Present each line of the entries below that holds the word "hava".
=====
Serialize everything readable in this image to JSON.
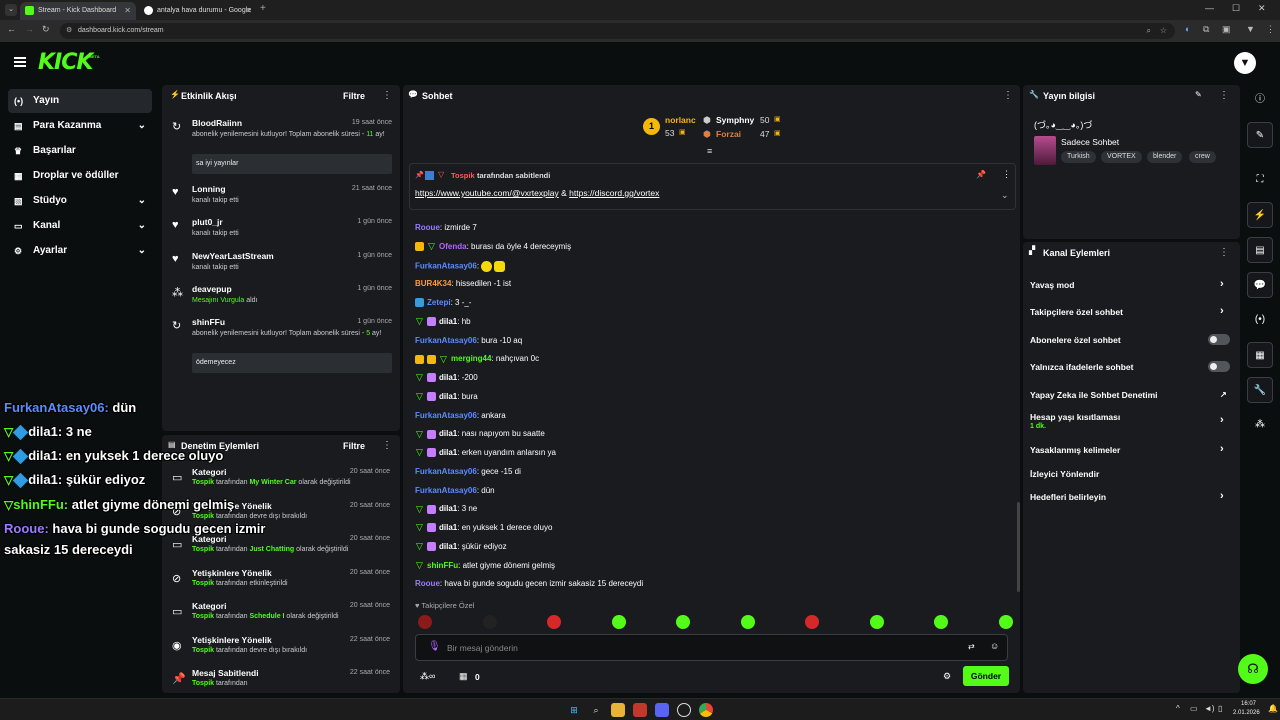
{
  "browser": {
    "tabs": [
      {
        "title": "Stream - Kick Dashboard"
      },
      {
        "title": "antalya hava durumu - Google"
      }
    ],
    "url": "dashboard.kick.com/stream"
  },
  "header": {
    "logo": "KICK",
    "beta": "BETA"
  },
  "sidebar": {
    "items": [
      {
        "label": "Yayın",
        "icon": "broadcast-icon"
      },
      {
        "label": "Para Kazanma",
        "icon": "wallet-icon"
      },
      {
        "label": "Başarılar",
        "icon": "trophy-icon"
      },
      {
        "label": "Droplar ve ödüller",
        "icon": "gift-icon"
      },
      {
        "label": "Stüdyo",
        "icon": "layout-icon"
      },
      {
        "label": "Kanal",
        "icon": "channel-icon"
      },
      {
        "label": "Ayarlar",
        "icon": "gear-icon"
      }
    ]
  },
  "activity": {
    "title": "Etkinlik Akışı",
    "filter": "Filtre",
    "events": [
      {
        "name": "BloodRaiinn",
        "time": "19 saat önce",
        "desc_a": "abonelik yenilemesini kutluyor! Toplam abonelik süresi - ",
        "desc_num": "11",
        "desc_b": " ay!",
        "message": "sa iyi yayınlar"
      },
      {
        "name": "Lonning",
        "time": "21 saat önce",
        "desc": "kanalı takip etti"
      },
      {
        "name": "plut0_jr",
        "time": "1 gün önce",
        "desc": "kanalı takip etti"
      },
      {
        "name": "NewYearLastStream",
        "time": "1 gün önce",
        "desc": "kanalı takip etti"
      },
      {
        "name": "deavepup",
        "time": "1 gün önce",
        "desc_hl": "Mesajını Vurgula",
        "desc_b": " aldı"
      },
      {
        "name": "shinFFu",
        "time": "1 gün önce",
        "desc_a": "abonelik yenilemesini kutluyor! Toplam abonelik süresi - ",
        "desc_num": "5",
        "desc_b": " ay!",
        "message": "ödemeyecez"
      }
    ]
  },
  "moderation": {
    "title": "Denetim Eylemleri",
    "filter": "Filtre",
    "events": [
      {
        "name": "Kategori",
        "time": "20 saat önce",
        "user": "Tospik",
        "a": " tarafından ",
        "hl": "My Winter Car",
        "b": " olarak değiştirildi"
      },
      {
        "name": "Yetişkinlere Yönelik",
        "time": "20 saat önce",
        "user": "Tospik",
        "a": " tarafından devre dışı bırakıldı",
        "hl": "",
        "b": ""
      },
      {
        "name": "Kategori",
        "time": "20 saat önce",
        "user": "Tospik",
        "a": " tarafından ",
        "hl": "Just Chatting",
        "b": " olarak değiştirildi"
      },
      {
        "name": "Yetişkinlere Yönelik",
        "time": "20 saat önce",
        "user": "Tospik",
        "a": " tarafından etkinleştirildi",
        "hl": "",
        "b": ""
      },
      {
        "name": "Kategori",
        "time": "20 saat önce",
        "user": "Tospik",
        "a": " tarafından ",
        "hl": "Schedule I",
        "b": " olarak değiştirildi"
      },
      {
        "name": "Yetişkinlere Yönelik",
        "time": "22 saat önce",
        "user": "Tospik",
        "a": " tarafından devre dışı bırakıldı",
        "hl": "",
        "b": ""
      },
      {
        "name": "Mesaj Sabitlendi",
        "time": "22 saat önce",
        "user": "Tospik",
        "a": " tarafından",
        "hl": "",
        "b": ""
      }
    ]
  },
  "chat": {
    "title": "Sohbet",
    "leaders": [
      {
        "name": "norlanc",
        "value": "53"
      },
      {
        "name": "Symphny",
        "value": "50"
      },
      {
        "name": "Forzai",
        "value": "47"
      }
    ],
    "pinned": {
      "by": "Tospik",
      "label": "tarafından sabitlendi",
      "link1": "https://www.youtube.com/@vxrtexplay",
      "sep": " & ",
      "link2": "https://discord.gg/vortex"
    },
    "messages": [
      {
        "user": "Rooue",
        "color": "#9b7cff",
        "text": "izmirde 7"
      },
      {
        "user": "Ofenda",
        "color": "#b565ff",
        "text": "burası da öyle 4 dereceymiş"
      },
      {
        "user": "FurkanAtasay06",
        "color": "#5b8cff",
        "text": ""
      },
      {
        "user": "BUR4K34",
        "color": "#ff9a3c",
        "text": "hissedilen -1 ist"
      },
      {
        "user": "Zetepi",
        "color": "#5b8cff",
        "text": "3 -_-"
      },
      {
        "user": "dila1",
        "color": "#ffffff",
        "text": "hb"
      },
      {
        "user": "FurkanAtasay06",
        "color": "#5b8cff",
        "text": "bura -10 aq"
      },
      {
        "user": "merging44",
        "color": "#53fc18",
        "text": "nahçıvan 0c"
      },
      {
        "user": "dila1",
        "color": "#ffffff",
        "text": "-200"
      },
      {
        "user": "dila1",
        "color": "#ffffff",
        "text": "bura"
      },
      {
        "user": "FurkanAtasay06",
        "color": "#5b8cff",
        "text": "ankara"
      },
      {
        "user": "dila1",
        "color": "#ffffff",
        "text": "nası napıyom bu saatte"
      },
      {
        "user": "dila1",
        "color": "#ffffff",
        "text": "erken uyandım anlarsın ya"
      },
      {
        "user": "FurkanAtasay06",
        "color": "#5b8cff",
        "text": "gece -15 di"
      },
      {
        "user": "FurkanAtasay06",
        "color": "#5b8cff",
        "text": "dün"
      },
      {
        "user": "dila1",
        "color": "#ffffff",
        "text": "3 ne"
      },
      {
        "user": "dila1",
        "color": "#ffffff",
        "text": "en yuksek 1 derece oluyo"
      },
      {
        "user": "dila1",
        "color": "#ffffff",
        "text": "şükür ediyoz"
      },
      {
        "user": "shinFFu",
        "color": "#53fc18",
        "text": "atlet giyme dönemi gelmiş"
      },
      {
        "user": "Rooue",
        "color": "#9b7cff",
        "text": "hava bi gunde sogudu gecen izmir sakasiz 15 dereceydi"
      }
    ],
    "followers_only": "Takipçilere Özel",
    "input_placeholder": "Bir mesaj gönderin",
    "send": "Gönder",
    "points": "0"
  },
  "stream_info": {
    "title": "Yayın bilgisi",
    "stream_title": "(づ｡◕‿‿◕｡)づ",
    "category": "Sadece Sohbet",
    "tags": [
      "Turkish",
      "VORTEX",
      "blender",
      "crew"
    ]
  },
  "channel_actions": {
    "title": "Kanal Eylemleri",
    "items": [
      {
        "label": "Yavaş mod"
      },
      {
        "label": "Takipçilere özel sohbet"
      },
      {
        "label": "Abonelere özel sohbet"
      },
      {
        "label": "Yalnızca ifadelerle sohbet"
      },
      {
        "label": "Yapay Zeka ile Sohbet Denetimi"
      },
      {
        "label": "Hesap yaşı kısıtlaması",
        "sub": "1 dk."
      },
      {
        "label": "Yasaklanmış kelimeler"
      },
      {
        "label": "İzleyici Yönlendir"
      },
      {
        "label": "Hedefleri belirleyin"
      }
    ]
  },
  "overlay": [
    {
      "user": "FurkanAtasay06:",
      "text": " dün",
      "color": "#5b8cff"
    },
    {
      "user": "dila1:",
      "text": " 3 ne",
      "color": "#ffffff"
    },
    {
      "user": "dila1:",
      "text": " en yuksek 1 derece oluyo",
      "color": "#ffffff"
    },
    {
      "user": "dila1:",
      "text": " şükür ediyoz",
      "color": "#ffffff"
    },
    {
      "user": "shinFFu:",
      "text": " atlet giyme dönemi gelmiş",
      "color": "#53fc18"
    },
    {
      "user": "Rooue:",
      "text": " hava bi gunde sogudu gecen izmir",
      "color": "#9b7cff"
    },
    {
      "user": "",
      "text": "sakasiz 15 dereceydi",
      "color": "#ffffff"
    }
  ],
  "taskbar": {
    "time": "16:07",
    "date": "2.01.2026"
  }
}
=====
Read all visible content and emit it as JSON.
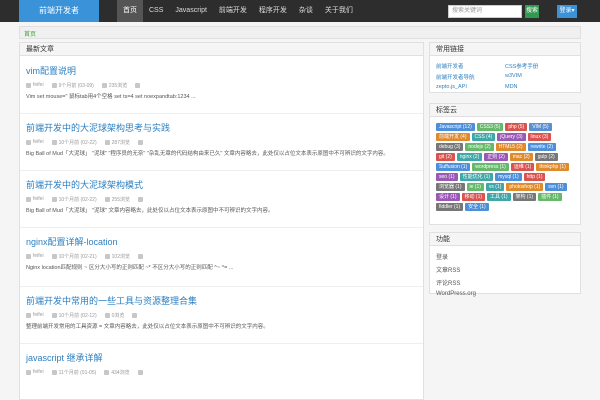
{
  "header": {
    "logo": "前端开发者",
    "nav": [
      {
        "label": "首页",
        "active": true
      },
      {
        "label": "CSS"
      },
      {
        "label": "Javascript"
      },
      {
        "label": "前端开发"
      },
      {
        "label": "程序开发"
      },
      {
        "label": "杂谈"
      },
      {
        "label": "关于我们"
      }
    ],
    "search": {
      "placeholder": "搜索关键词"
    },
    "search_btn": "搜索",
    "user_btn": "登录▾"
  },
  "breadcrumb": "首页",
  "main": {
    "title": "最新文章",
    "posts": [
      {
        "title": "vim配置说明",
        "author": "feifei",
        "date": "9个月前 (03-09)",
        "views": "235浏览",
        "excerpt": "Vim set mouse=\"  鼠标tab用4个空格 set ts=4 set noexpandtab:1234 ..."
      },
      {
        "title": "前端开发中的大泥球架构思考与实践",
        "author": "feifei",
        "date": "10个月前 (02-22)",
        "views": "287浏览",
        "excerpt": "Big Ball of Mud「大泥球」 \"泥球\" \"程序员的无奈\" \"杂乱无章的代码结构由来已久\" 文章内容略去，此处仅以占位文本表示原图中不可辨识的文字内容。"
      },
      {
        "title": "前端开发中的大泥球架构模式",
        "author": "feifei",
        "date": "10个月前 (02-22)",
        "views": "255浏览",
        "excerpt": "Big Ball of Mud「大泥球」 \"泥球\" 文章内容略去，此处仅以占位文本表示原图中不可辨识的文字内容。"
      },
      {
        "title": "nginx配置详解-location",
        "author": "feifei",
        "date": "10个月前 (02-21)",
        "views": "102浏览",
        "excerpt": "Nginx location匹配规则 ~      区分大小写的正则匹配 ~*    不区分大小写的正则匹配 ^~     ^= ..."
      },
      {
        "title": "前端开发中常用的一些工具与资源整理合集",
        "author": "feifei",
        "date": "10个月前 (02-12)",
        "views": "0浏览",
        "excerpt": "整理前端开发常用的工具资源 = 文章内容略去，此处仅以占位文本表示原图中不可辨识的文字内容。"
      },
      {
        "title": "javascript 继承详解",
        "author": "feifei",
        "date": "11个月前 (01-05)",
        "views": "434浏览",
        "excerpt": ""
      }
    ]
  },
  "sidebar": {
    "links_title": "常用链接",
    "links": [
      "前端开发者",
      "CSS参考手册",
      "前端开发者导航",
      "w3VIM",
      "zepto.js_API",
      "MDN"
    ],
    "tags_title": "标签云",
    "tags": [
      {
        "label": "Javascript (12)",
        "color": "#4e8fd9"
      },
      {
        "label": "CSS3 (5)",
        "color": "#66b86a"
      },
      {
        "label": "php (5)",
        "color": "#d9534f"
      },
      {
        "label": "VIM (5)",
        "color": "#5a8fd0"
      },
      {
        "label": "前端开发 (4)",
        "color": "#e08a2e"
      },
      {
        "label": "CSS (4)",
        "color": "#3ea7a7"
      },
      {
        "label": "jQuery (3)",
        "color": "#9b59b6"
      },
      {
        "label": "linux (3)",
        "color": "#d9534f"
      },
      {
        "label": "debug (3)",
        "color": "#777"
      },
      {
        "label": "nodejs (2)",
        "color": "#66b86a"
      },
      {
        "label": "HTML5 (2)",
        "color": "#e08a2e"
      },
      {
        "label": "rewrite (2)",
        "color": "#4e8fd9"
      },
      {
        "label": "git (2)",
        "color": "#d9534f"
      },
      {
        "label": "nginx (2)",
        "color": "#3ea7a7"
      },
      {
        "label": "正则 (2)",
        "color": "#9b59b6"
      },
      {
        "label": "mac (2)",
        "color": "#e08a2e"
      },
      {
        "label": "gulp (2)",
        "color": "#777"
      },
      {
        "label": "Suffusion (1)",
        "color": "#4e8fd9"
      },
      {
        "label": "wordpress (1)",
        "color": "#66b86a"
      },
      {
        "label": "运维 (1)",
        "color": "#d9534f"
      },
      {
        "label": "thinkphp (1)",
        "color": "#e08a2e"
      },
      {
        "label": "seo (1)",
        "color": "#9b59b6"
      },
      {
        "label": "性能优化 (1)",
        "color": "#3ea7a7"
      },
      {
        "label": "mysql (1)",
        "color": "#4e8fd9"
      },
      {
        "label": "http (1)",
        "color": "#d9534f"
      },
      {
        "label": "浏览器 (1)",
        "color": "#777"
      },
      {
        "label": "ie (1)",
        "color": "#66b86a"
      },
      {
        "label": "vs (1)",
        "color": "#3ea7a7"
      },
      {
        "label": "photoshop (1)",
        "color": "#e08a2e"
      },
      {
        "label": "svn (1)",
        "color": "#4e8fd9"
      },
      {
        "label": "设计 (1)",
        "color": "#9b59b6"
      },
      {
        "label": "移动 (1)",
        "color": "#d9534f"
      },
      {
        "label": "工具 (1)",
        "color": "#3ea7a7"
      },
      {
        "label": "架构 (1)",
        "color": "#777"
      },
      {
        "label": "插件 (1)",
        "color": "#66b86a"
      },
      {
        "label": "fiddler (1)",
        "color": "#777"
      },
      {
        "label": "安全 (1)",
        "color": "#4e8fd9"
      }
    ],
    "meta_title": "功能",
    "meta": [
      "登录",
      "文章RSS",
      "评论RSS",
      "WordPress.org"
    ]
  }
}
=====
> Answer space:
        "title": "antalya hava durumu - Google"
        "text": "hava bi gunde sogudu gecen izmir sakasiz 15 dereceydi"
      "text": " hava bi gunde sogudu gecen izmir",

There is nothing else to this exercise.